You certainly are entitled to your opinion is that having bigger snow warrants AWD for all the folks living around the Great Lakes.

The best defense against snow? DRIVE SLOW. Let the others pass you.
Words of a mature adult. My parents would be proud. Ha!

Useeconobox2used BMW…brings up a good point, unintended. I can drive much slower in hilly areas in awd and not worry about having to conserve momentum to make a hill. Fwd cars often have to exceed safe speeds just to make hills…slow and safe is better done with awd.

A high powered car brings out the idiots…an awd car in snow often does too. Soooo, the conclusion is to drive Smart Cars to keep everyone safe ? The ability to accelerate prodently is a safety factor in the dry…it is equally so in snow. If that ability is miss used., it’s no more a reason to discount an awd as an unsafe car then the person who drives a v6 Camry instead of a Yugo.

For severe conditions, I can see the advantages of awd for handling. However… Lamborghini and Bugatti use awd largely because it’s hard to put down that much power in a rwd car without wheelspin. Neither makes a car suitable for winter driving and they come with tires that must be challenging on wet roads. Lamborghini, long a rwd proponent, made a special Gallardo a while ago for people handling purists who considered awd inferior. Drivers who would have otherwise bought a rwd Ferrari. Ferrari has historically avoided awd as unnecessary and damaging to handling, though they recently engineered an oddball part-time awd system for the FF. Still not for winter driving, though it would be better for it than any other Ferrari.

Isn’t the question being asked this:
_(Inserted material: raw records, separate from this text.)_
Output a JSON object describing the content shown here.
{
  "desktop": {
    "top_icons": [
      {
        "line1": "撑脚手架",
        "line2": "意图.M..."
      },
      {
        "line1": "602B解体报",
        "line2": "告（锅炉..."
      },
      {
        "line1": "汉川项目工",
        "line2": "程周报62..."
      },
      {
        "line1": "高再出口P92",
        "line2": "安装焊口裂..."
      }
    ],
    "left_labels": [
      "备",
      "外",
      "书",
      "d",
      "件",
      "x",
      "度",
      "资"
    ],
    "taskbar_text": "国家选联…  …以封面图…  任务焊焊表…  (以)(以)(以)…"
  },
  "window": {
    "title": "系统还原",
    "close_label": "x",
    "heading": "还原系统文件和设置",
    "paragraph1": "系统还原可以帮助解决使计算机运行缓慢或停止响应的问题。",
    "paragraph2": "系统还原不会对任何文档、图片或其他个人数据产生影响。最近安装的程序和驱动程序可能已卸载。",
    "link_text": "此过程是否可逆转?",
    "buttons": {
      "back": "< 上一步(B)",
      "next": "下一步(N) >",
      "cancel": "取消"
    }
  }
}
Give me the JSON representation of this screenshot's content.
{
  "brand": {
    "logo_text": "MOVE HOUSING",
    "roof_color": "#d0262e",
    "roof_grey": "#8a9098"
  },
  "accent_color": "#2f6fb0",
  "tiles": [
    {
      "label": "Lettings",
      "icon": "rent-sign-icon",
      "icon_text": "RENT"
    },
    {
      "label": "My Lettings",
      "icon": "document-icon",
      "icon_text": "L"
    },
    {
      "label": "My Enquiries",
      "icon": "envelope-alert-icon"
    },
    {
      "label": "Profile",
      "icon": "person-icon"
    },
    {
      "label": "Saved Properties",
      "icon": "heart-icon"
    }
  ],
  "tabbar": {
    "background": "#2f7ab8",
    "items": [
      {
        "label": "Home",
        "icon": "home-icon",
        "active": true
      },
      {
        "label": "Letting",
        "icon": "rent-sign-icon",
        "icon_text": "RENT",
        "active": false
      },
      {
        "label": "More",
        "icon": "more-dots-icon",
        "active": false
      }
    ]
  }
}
Is the traction difference between All Season tires and Winter tires GREATER than the difference between 2WD and 4WD?

When stated like this, I think it is obvious what the answer is.